For the last hour and a half, the film has confined its audience to the wandering destitute misery of young mom Ali (Poots), her dismal upbringing of 8-year-old Bone (Frank Oulton), and her catastrophe-seeking boyfriend (Callum Turner). This trilogy of terror survives on sheer momentum, where every decision is a last-ditch effort and succeeds only because there is run-time left to fill. Just another batch of poverty-porn players.
Ali never wanted this child, but she also did not have the smarts or the family to eject Bone from her tornado of poor decisions. From birth, he’s been one of the gang, an instrument to dine and ditch, sell drugs, and maintain monstrous roosters for cockfights. Maneuvering through a gauntlet of dangerous circumstances and individuals can only amount to a cold calculation, but having not done the work the family fails to find the obvious summation of despair. They just keep going where others might have found a bridge to jump off.

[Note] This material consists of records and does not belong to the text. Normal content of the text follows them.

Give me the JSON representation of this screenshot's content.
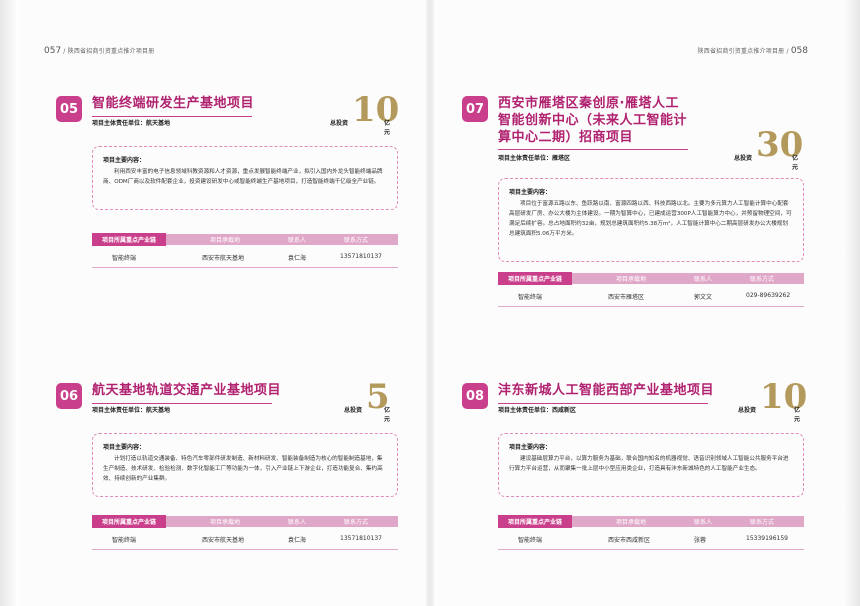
{
  "header": {
    "left_page_no": "057",
    "left_title": "陕西省招商引资重点推介项目册",
    "right_title": "陕西省招商引资重点推介项目册",
    "right_page_no": "058"
  },
  "labels": {
    "unit": "项目主体责任单位：",
    "investment": "总投资",
    "invest_unit": "亿元",
    "content": "项目主要内容：",
    "col_chain": "项目所属重点产业链",
    "col_carrier": "项目承载地",
    "col_contact": "联系人",
    "col_phone": "联系方式"
  },
  "projects": [
    {
      "no": "05",
      "title": "智能终端研发生产基地项目",
      "unit": "航天基地",
      "investment": "10",
      "content": "利用西安丰富的电子信息领域科教资源和人才资源，重点发展智能终端产业，拟引入国内外龙头智能终端品牌商、ODM厂商以及软件配套企业，投资建设研发中心或智能终端生产基地项目，打造智能终端千亿级全产业链。",
      "chain": "智能终端",
      "carrier": "西安市航天基地",
      "contact": "袁仁海",
      "phone": "13571810137"
    },
    {
      "no": "06",
      "title": "航天基地轨道交通产业基地项目",
      "unit": "航天基地",
      "investment": "5",
      "content": "计划打造以轨道交通装备、特色汽车零部件研发制造、新材料研发、智能装备制造为核心的智能制造基地，集生产制造、技术研发、检验检测、数字化智能工厂等功能为一体，引入产业链上下游企业，打造功能复合、集约高效、持续创新的产业集群。",
      "chain": "智能终端",
      "carrier": "西安市航天基地",
      "contact": "袁仁海",
      "phone": "13571810137"
    },
    {
      "no": "07",
      "title_lines": [
        "西安市雁塔区秦创原·雁塔人工",
        "智能创新中心（未来人工智能计",
        "算中心二期）招商项目"
      ],
      "unit": "雁塔区",
      "investment": "30",
      "content": "项目位于富源五路以东、鱼跃路以南、富源四路以西、科技西路以北。主要为多元算力人工智能计算中心配套高层研发厂房、办公大楼为主体建设。一期为智算中心，已建成运营300P人工智能算力中心，并预留物理空间，可满足后续扩容。总占地面积约32亩，规划总建筑面积约5.38万m²，人工智能计算中心二期高层研发办公大楼规划总建筑面积5.06万平方米。",
      "chain": "智能终端",
      "carrier": "西安市雁塔区",
      "contact": "郭文文",
      "phone": "029-89639262"
    },
    {
      "no": "08",
      "title": "沣东新城人工智能西部产业基地项目",
      "unit": "西咸新区",
      "investment": "10",
      "content": "建设基础层算力平台，以算力服务为基础，联合国内知名的机器视觉、语音识别领域人工智能公共服务平台进行算力平台运营，从而聚集一批上层中小型应用类企业，打造具有沣东新城特色的人工智能产业生态。",
      "chain": "智能终端",
      "carrier": "西安市西咸新区",
      "contact": "张蓉",
      "phone": "15339196159"
    }
  ]
}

The title of the film comes into play when one of those inevitable close calls with violence forces Ali and Bone to escape into the back of a mobile home on the move. For the first time in her life, Ali experiences the possibility of normalcy under the guidance of Robert (Callum Keith Rennie), a builder of cookie-cutter domiciles that offers her a job and a roof over her head. When he refuses to accept her usual form of payment, Ali finally considers the future for herself and Bone. Such fanciful notions are terrifying and infectious, forcing her to contemplate the story of Solomon and choices that might benefit Bone over her own wants and desires.
De Fontenay may be paying tribute to the lost in America, showcasing the future we all face as the wealth around us circles the wagons and readies for war. Or he could just be putting our feet to the fire, antagonizing a nation of petulant children trapped in an existence impossible to escape. Ultimately, I’m not that interested in what is driving his art. Poots is the reason we’re willing to suffer the hell we all know is out there and are desperate to ignore.
Mobile Homes allows Poots to smash against every possible human experience. Jumping from one moment to the next, we can rage alongside Ali, shield ourselves from her depravity, fall into her void of hopelessness, and sigh in her brief moments of relief. Ali is an exasperating character, required by her existence to embrace extremity, and as such, she is compulsively watchable. Poots propels herself from the big to the small and back again; a lesser performer could cause (e)motion sickness.
Poots has never disappointed in her performances, but we’re still waiting for her to break through to the mainstream and get her blockbuster spotlight. She deserves better than the girl in Fright Night and That Awkward Moment. With films like Mobile Homes, Frank and Lola, and Green Room, Poots has firmly established her footing in the field, and I’m ready to start sending out Fan Club subscriptions. Let’s not waste her on the rote.